Evert Van de Vliert received the IACM Lifetime Achievement Award in 2005. He is Professor of Organizational and Applied Social Psychology at the University of Groningen. He received his doctoral degree in social psychology in 1967 from the University of Utrecht, and his Ph.D. in social science from Free University (The Netherlands) in 1973. During his tenure at the Free University, where he advanced to Associate Professor, he spent a year as a lecturer in psychology at St. Andrews University, Scotland, and two years as a professor of organizational psychology at the Royal Military Academy in Breda, The Netherlands. Evert joined the faculty at the University of Groningen in 1987. His research interests can be roughly divided into three interrelated streams of work. His early work on role theory, among the first to be published in peer reviewed English language journals, is widely viewed as helping build the strong international reputation of Dutch social and organizational psychology. His prolific work on social conflict includes innovative work on the effectiveness of conglomerated conflict management, on the contagiousness of gain-loss framing in negotiation, on exit options in negotiation, on demand-withdrawal tendencies in marital conflict, and on the role of interdependence in how task versus relationship conflict influences team effectiveness. In recent years Evert has added a third stream of inquiry, that on cross-cultural differences in organizational behavior. In international journals, his vita lists 38 first author publications and 37 co-authored publications, along with 4 edited books, 26 book chapters, and his authored book, Complex Interpersonal Conflict Behavior (Psychology Press). In Dutch journals, he lists 40 first authored papers and 23 co-authored papers, along with 5 authored or edited books and 34 book chapters.

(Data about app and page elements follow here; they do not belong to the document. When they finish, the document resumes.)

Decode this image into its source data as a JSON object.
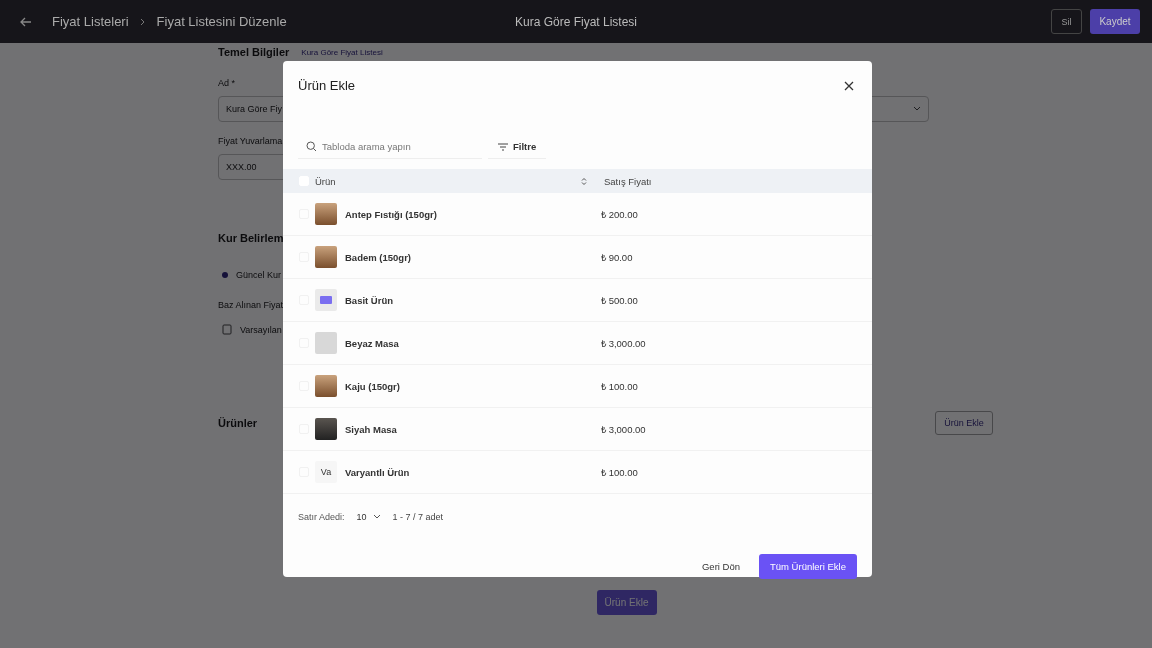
{
  "header": {
    "breadcrumbs": [
      "Fiyat Listeleri",
      "Fiyat Listesini Düzenle"
    ],
    "title": "Kura Göre Fiyat Listesi",
    "delete_button": "Sil",
    "save_button": "Kaydet"
  },
  "page": {
    "section_title": "Temel Bilgiler",
    "section_link": "Kura Göre Fiyat Listesi",
    "name_label": "Ad *",
    "name_value": "Kura Göre Fiy",
    "rounding_label": "Fiyat Yuvarlama",
    "rounding_value": "XXX.00",
    "rate_title": "Kur Belirlem",
    "rate_option": {
      "label": "Güncel Kur",
      "selected": true
    },
    "base_label": "Baz Alınan Fiyat",
    "base_value": "Varsayılan",
    "products_title": "Ürünler",
    "add_button_right": "Ürün Ekle",
    "add_button_bottom": "Ürün Ekle"
  },
  "modal": {
    "title": "Ürün Ekle",
    "search": {
      "placeholder": "Tabloda arama yapın"
    },
    "filter_button": "Filtre",
    "columns": [
      "Ürün",
      "Satış Fiyatı"
    ],
    "header_checked": false,
    "rows": [
      {
        "name": "Antep Fıstığı (150gr)",
        "price": "₺ 200.00",
        "kind": "photo",
        "checked": false
      },
      {
        "name": "Badem (150gr)",
        "price": "₺ 90.00",
        "kind": "photo",
        "checked": false
      },
      {
        "name": "Basit Ürün",
        "price": "₺ 500.00",
        "kind": "label",
        "checked": false
      },
      {
        "name": "Beyaz Masa",
        "price": "₺ 3,000.00",
        "kind": "light-photo",
        "checked": false
      },
      {
        "name": "Kaju (150gr)",
        "price": "₺ 100.00",
        "kind": "photo",
        "checked": false
      },
      {
        "name": "Siyah Masa",
        "price": "₺ 3,000.00",
        "kind": "dark-photo",
        "checked": false
      },
      {
        "name": "Varyantlı Ürün",
        "price": "₺ 100.00",
        "kind": "initials",
        "initials": "Va",
        "checked": false
      }
    ],
    "rows_label": "Satır Adedi:",
    "rows_value": "10",
    "range": "1 - 7 / 7 adet",
    "back_button": "Geri Dön",
    "add_all_button": "Tüm Ürünleri Ekle"
  }
}
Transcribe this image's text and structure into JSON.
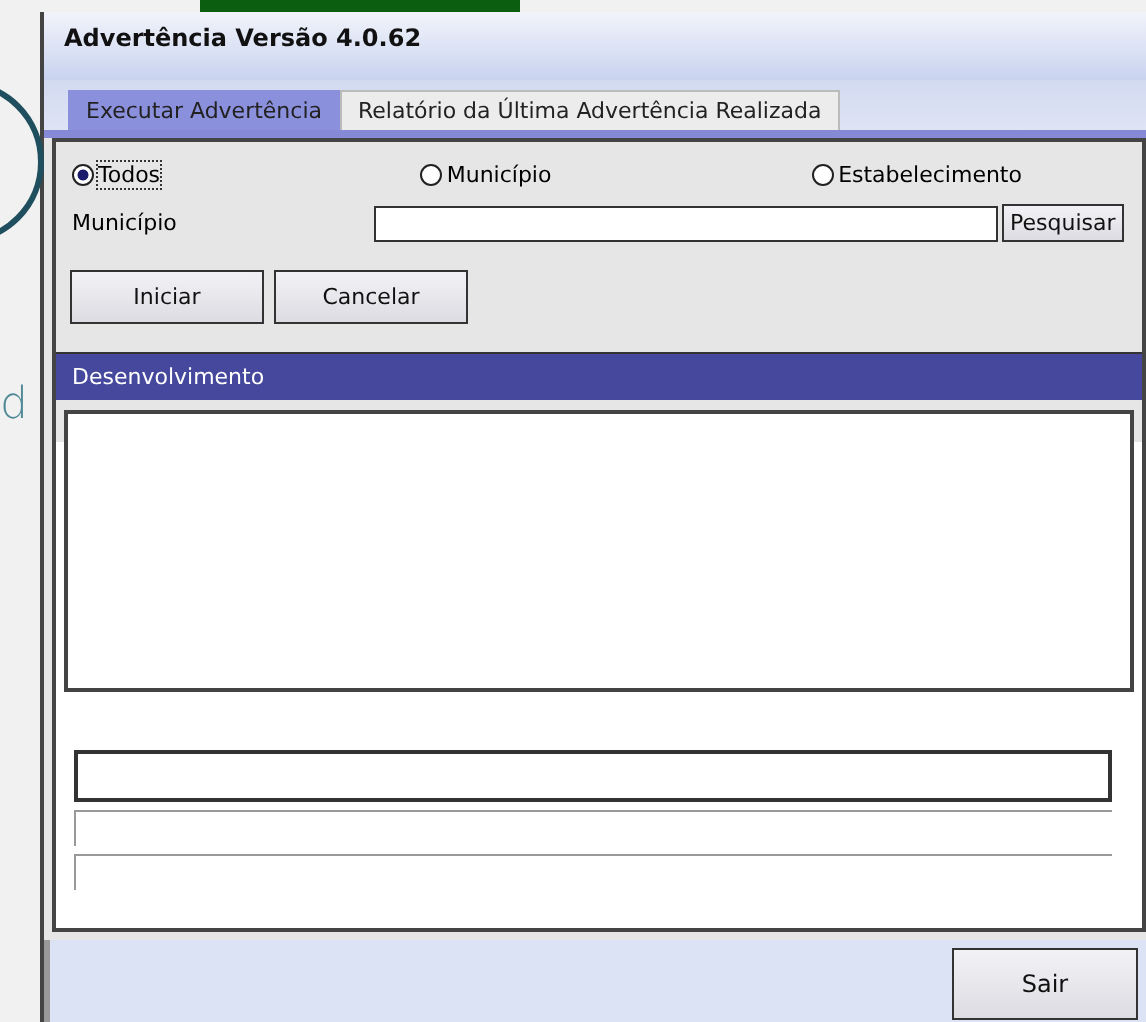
{
  "background": {
    "text_fragment": "d"
  },
  "window": {
    "title": "Advertência Versão 4.0.62"
  },
  "tabs": [
    {
      "label": "Executar Advertência",
      "selected": true
    },
    {
      "label": "Relatório da Última Advertência Realizada",
      "selected": false
    }
  ],
  "scope_options": [
    {
      "label": "Todos",
      "selected": true
    },
    {
      "label": "Município",
      "selected": false
    },
    {
      "label": "Estabelecimento",
      "selected": false
    }
  ],
  "search": {
    "label": "Município",
    "button": "Pesquisar"
  },
  "actions": [
    "Iniciar",
    "Cancelar"
  ],
  "progress_panel": {
    "title": "Desenvolvimento"
  },
  "footer_button": "Sair"
}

NCMR: De Dreu, C. K. W., Kluwer, E. S., Euwema, M.S., & Van der Vegt, G., S. (2017). Conflict and culture across time and space: Work and legacy of Evert van de Vliert. Negotiation and Conflict Management Research, 10(2), 141–152. http://dx.doi.org/10.1111/ncmr.12092